News Productivity Startups

Classmint’s digital Cornell notes are changing the way traditional learning is done

Share on Facebook
Tweet about this on TwitterShare on Google+Share on StumbleUponShare on LinkedInPin on PinterestShare on Reddit


I vividly remember the way I used to learn notes during my school days, by hiding up the answer through my hand so that just the Question is visible. We all used to do that, didn’t we ? Well, Classmint has re-imagined that Cornell style studying, by giving it a digital avatar. Let’s take a look.

Based out of Bangalore, Classmint is a free (and ad-free) online platform, wherein students get to memorise their notes through Cornell style of studying. Just to give you an idea of what Cornell-style of note-taking is, it was a system devised in the 1950s by Walter Pauk, an education professor at Cornell University, to allow students to memorise things more efficiently.


The student divides the paper into two columns: the note-taking column (usually on the right) is twice the size of the questions/key word column (on the left). You can know more about the system here.

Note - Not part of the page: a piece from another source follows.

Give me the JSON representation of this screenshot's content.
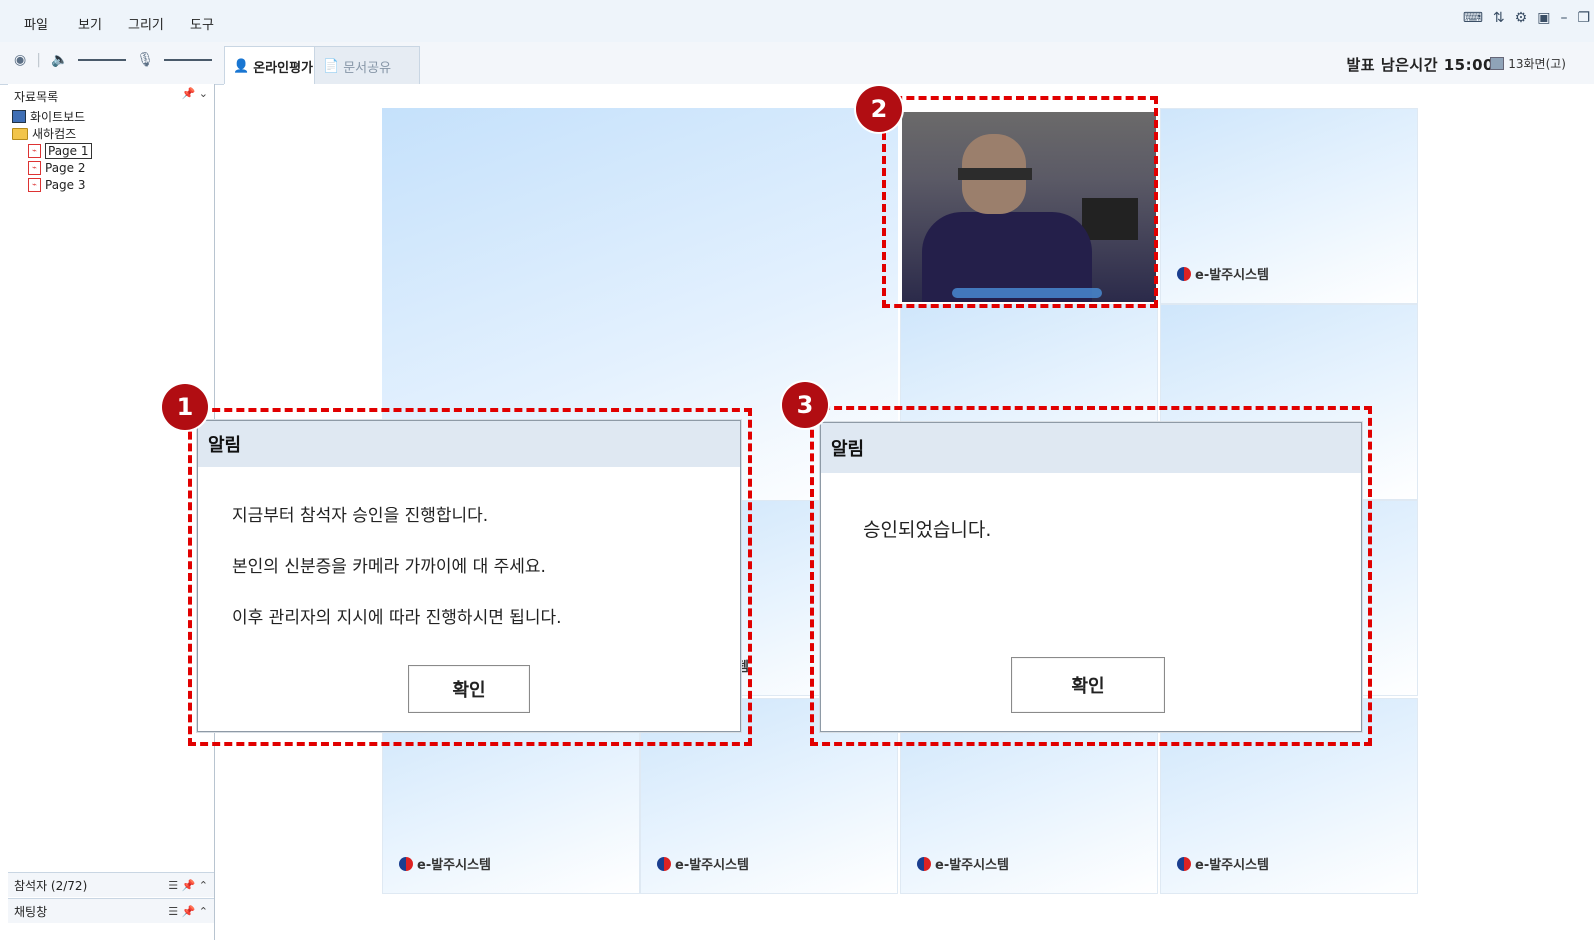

Classmint uses the Cornell concept of note-taking, albeit, in a digitalised format. Considering the huge amount of time students stay glued to screens these days, Classmint has devised a simple animated style, wherein the digital notes are divided into two separate columns. Once you start memorising, the platform gives you an option to fold or unfold the notes.

If you click on fold, the right half of the digital notes which contains the answers, gets folded and what remains is the left-half of the notes with the questions. Once you have memorised answers, you can simply click on the fold button (obviously depending upon your own honest intent) and go through the questions.

[huge_it_gallery id=”10″]

However, what sets Classmint apart from other online education ventures, is the fact that students and learners can create their own notes, in real-time and then revise on the same. Classmint offers you a rich-text editor, which allows you to select different formatting styles, allowing you to highlight, change fonts, colors and lots more.

Apart from offering Cornell style notes, Classmint also offers you the ability to learn notes through a simple slideshow. All you have to do, is simply click on the Play button and your notes will start appearing on a full-screen slide show.

Classmint claims to be serving some 30,000 monthly active users with a 30% month over month growth rate.  Its users have created 36,000+ notes in 20+ languages from 30+ countries and these numbers continue to grow. It currently houses a database of over 40,000 notes. Since users create their notes and invite others to browse through them, the platform gets natural, organic traffic without any advertising.

Talking to me on how Classmint solves a student’s purpose, Rajan Chandi, Co-Founder at Classmint says,

A lot of the times, student don’t understand the concepts in the Classroom. Sometimes, teachers are not accessible or available. Classmint serves the student in such cases by offering a self-learning tool. 4500+ schools under Avid.org program in US ask their students to create Cornell Notes to get to a good college. We’re solving self-learning using Classmint as a first problem. Secondary problem is access to peer-generated notes. It’s easy for a student to learn from their peer’s notes.

Classmint currently receives most of its visits from the U.S., Spain and India. While most of its traction comes from the U.S., the concept has been gaining momentum in India too. It recently announced a new feature called Groups which allows users to share notes privately among their own group. Once in a group, you can privately share question and answers to certain select questions as per your group’s agenda, and then later work on the same using Classmint’s collaborative note-making platform.

The company, which is currently boot-strapped, is already in talks with multiple investors for a possible angel round. Classmint will soon be launching its own mobile apps, and is also looking to diversify into a first-of-its kind marketplace for study notes.  The company aims to secure funds, so as to speed up the diversification and development process.


Editor-at-large and co-founder at The Tech Portal. He is a tech enthusiast with interests in new-age technology fields like Ai, Machine Learning, AR/VR, Outer Space and related stuff. Drop him a mail anytime, very reachable.

Add Comment

Click here to post a comment

Your email address will not be published. Required fields are marked *